Copying music costs the artist nothing.
That's arguable. Despite what some people think, there is the concept of a lost sale involved. I don't believe RIAA claims (which are no doubt very inflated), but when a song is copied many many times, there will be some percentage of people who copied that music who would have bought it otherwise. That might be a very low percentage, but it is assuredly non-zero. Also, there is the cost of lost control. Copyright law entitles the rights holder of an artistic pattern to the control of that pattern. Because they created it, they get the say in what happens to it. Just because the creation is digital now, does not automatically negate that. In a nutshell, copying a file may be easy and it may seem ok, but it's still illegal unless you have permission to do that. That's the cost for not having created it yourself or having secured the rights to it for yourself.

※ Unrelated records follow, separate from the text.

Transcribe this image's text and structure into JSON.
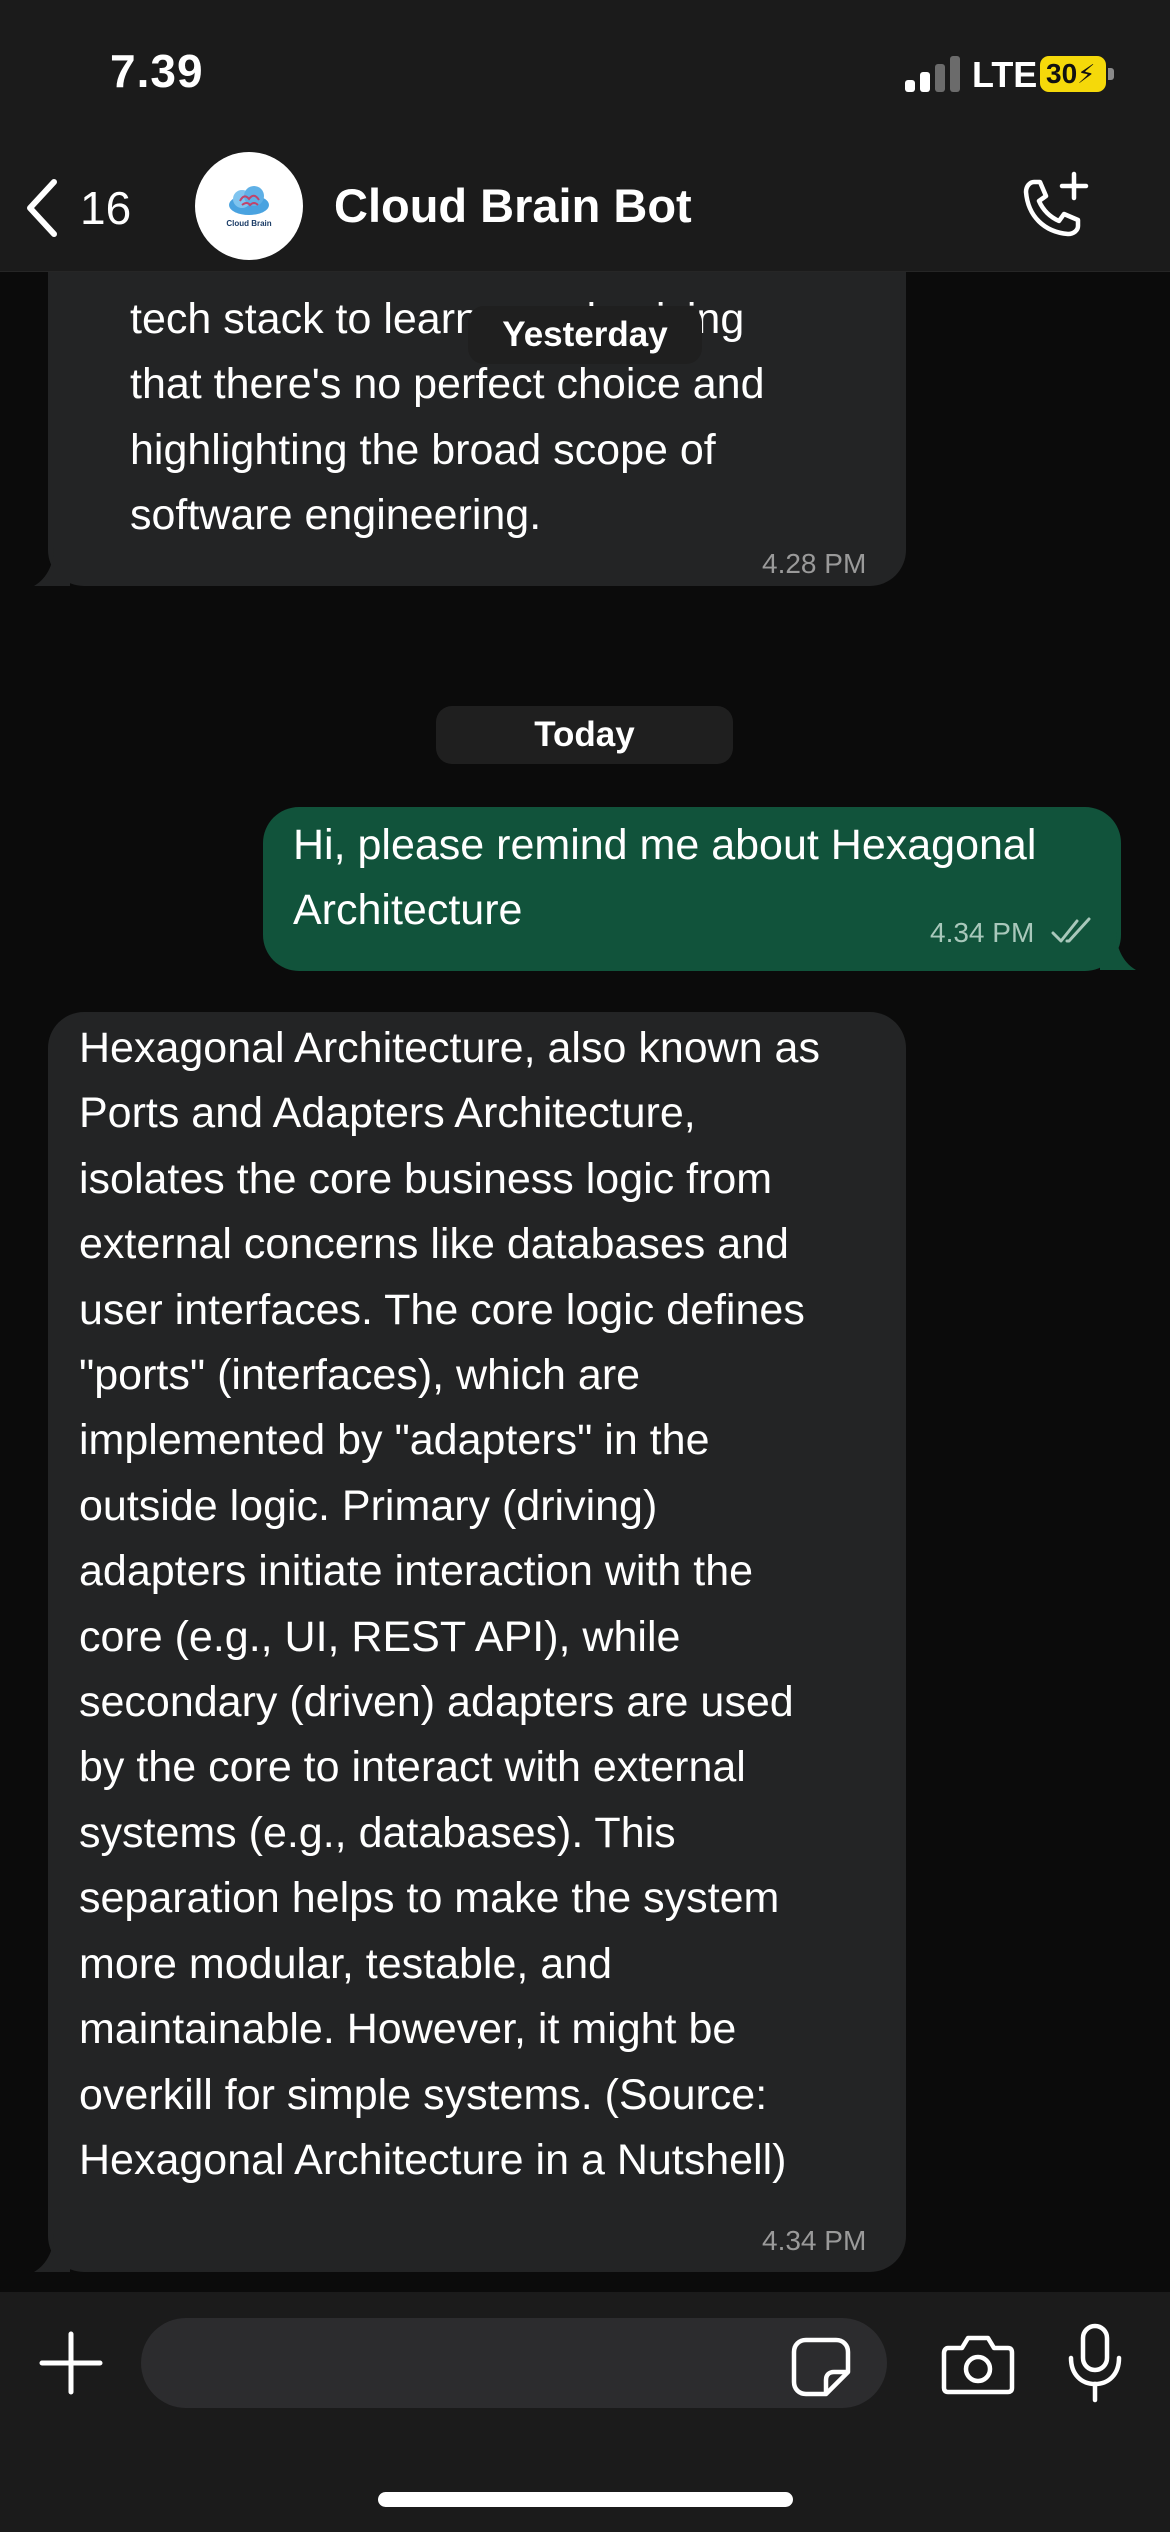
{
  "status_bar": {
    "time": "7.39",
    "network": "LTE",
    "battery": "30"
  },
  "header": {
    "back_count": "16",
    "title": "Cloud Brain Bot",
    "avatar_text": "Cloud Brain"
  },
  "date_chips": {
    "yesterday": "Yesterday",
    "today": "Today"
  },
  "messages": [
    {
      "direction": "incoming",
      "text": "tech stack to learn, emphasizing\nthat there's no perfect choice and\nhighlighting the broad scope of\nsoftware engineering.",
      "time": "4.28 PM"
    },
    {
      "direction": "outgoing",
      "text": "Hi, please remind me about Hexagonal\nArchitecture",
      "time": "4.34 PM",
      "status": "read"
    },
    {
      "direction": "incoming",
      "text": "Hexagonal Architecture, also known as\nPorts and Adapters Architecture,\nisolates the core business logic from\nexternal concerns like databases and\nuser interfaces.  The core logic defines\n\"ports\" (interfaces), which are\nimplemented by \"adapters\" in the\noutside logic.  Primary (driving)\nadapters initiate interaction with the\ncore (e.g., UI, REST API), while\nsecondary (driven) adapters are used\nby the core to interact with external\nsystems (e.g., databases). This\nseparation helps to make the system\nmore modular, testable, and\nmaintainable.  However, it might be\noverkill for simple systems. (Source:\nHexagonal Architecture in a Nutshell)",
      "time": "4.34 PM"
    }
  ],
  "composer": {
    "value": "",
    "placeholder": ""
  },
  "icons": {
    "back": "chevron-left-icon",
    "call": "phone-plus-icon",
    "plus": "plus-icon",
    "sticker": "sticker-icon",
    "camera": "camera-icon",
    "mic": "microphone-icon",
    "read_receipt": "double-check-icon"
  },
  "colors": {
    "background": "#0b0b0b",
    "bar": "#1b1b1b",
    "incoming_bubble": "#232425",
    "outgoing_bubble": "#11533b",
    "battery": "#f5d90a"
  }
}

What we are learning is that once you release something that can be easily replicated by a computer over the internet, that thing is no longer just yours. The world has changed; you need to adjust.

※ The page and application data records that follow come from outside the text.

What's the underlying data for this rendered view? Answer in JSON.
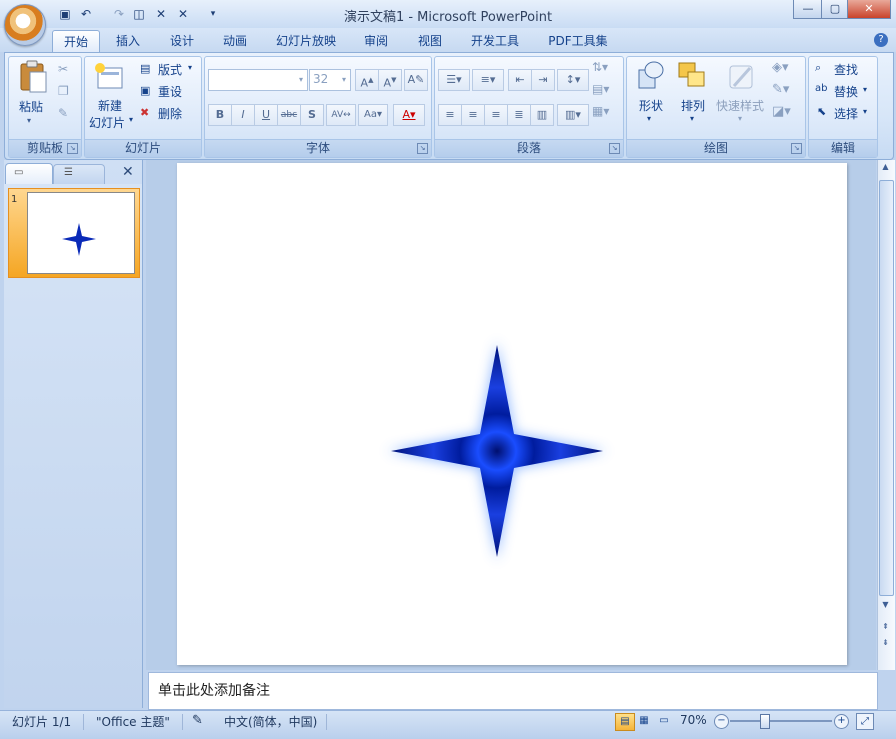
{
  "window": {
    "title": "演示文稿1 - Microsoft PowerPoint"
  },
  "tabs": [
    {
      "label": "开始",
      "active": true
    },
    {
      "label": "插入"
    },
    {
      "label": "设计"
    },
    {
      "label": "动画"
    },
    {
      "label": "幻灯片放映"
    },
    {
      "label": "审阅"
    },
    {
      "label": "视图"
    },
    {
      "label": "开发工具"
    },
    {
      "label": "PDF工具集"
    }
  ],
  "ribbon": {
    "clipboard": {
      "label": "剪贴板",
      "paste": "粘贴"
    },
    "slides": {
      "label": "幻灯片",
      "new_slide_l1": "新建",
      "new_slide_l2": "幻灯片",
      "layout": "版式",
      "reset": "重设",
      "delete": "删除"
    },
    "font": {
      "label": "字体",
      "font_size": "32"
    },
    "paragraph": {
      "label": "段落"
    },
    "drawing": {
      "label": "绘图",
      "shapes": "形状",
      "arrange": "排列",
      "quick_styles": "快速样式"
    },
    "editing": {
      "label": "编辑",
      "find": "查找",
      "replace": "替换",
      "select": "选择"
    }
  },
  "slides_panel": {
    "thumb_number": "1"
  },
  "notes": {
    "placeholder": "单击此处添加备注"
  },
  "status": {
    "slide": "幻灯片 1/1",
    "theme": "\"Office 主题\"",
    "language": "中文(简体，中国)",
    "zoom": "70%"
  },
  "colors": {
    "ribbon_text": "#15428b",
    "star_dark": "#001c9e",
    "star_light": "#1a4dff",
    "glow": "#8fb7ff",
    "selected_thumb": "#f5a623"
  }
}
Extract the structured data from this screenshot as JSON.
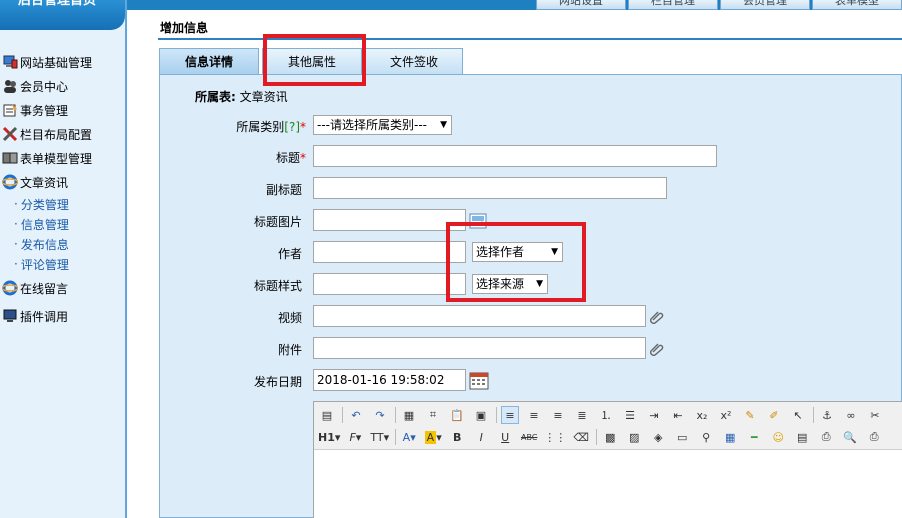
{
  "top_nav": [
    "网站设置",
    "栏目管理",
    "会员管理",
    "表单模型"
  ],
  "sidebar": {
    "logo": "后台管理首页",
    "items": [
      {
        "label": "网站基础管理",
        "icon": "computer-icon"
      },
      {
        "label": "会员中心",
        "icon": "users-icon"
      },
      {
        "label": "事务管理",
        "icon": "notepad-icon"
      },
      {
        "label": "栏目布局配置",
        "icon": "tools-icon"
      },
      {
        "label": "表单模型管理",
        "icon": "book-icon"
      },
      {
        "label": "文章资讯",
        "icon": "ie-icon"
      }
    ],
    "sub_items": [
      "分类管理",
      "信息管理",
      "发布信息",
      "评论管理"
    ],
    "items_bottom": [
      {
        "label": "在线留言",
        "icon": "ie-icon"
      },
      {
        "label": "插件调用",
        "icon": "monitor-icon"
      }
    ]
  },
  "main": {
    "title": "增加信息",
    "tabs": [
      "信息详情",
      "其他属性",
      "文件签收"
    ],
    "belong_table_label": "所属表:",
    "belong_table_value": "文章资讯",
    "fields": {
      "category_label": "所属类别",
      "category_help": "[?]",
      "category_required": "*",
      "category_value": "---请选择所属类别---",
      "title_label": "标题",
      "title_required": "*",
      "subtitle_label": "副标题",
      "title_image_label": "标题图片",
      "author_label": "作者",
      "author_select": "选择作者",
      "title_style_label": "标题样式",
      "source_select": "选择来源",
      "video_label": "视频",
      "attachment_label": "附件",
      "publish_date_label": "发布日期",
      "publish_date_value": "2018-01-16 19:58:02"
    },
    "editor": {
      "heading_btn": "H1",
      "font_btn": "F",
      "size_btn": "TT",
      "font_color_btn": "A",
      "bg_color_btn": "A",
      "bold": "B",
      "italic": "I",
      "underline": "U",
      "strike": "ABC"
    }
  },
  "colors": {
    "accent": "#1e7fc1",
    "panel_bg": "#dcecf9",
    "highlight": "#e01b23",
    "required": "#dd0000"
  }
}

The adjustment here is part of the argument in question. Just because the pattern being copied is easily manipulated, does not automatically mean it is morally acceptable to copy it. Copying it may be easy, but the fact remains that in so doing, you're using a template to create a new file. The template wasn't free to create, and the current system recognizes that by stating that the pattern itself has some value and that the pattern has an assigned ownership (which isn't you in this case). It therefore remains the property of the copyright holder. In effect, whoever went to the trouble of creating the pattern owns it, and they should be compensated for it.

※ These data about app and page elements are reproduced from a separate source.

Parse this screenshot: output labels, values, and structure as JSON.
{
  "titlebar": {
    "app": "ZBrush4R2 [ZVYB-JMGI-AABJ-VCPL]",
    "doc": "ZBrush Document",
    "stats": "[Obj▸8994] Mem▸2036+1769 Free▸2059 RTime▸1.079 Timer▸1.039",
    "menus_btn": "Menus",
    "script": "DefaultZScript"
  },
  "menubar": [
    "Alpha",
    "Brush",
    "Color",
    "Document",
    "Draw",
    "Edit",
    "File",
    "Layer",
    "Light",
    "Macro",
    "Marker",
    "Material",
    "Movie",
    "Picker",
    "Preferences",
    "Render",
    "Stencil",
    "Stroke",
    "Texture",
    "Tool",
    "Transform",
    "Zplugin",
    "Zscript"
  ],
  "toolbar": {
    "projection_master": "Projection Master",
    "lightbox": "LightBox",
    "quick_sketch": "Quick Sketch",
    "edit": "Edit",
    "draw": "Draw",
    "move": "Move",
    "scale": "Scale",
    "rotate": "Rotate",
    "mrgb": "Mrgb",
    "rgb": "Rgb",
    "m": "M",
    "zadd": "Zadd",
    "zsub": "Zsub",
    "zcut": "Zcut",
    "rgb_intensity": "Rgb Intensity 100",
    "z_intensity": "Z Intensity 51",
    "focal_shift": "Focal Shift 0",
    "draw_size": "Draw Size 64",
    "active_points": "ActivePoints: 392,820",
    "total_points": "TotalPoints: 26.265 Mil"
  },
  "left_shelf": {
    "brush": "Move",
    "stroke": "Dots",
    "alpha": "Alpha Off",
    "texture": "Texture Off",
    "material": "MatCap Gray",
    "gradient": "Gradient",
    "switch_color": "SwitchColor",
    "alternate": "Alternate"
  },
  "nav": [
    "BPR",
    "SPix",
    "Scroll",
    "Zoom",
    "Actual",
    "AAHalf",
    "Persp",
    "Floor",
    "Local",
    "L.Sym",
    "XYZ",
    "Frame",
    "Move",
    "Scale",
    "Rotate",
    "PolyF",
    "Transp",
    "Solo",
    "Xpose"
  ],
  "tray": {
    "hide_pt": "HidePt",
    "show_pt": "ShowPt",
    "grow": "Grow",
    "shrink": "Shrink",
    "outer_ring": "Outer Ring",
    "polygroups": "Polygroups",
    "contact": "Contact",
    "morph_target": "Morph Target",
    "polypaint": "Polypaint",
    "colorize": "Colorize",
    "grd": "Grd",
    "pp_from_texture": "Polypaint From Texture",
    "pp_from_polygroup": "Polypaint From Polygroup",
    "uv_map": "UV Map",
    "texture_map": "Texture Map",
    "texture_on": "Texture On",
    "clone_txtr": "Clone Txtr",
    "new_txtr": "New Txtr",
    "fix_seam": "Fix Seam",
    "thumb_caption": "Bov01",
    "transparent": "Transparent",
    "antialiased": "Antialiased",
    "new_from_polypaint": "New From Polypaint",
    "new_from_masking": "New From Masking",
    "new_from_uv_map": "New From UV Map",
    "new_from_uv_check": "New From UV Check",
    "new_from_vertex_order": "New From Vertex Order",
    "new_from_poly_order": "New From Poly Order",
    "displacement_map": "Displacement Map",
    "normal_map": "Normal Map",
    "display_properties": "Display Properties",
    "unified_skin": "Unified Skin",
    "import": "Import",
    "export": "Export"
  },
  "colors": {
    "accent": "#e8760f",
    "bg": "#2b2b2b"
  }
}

The argument that the internet has changed the morality of these things is infantile. The difficulty of an act does not determine whether it is right or wrong. For example, killing someone with a bat would take considerable effort, and would be wrong. However pushing that same person off a bridge to their death is much easier, would cost almost no effort, and yet is still wrong. I'm not comparing murder to the unlawful copying of music, just illustrating that an eased effort of an act does not erase the morality of that act.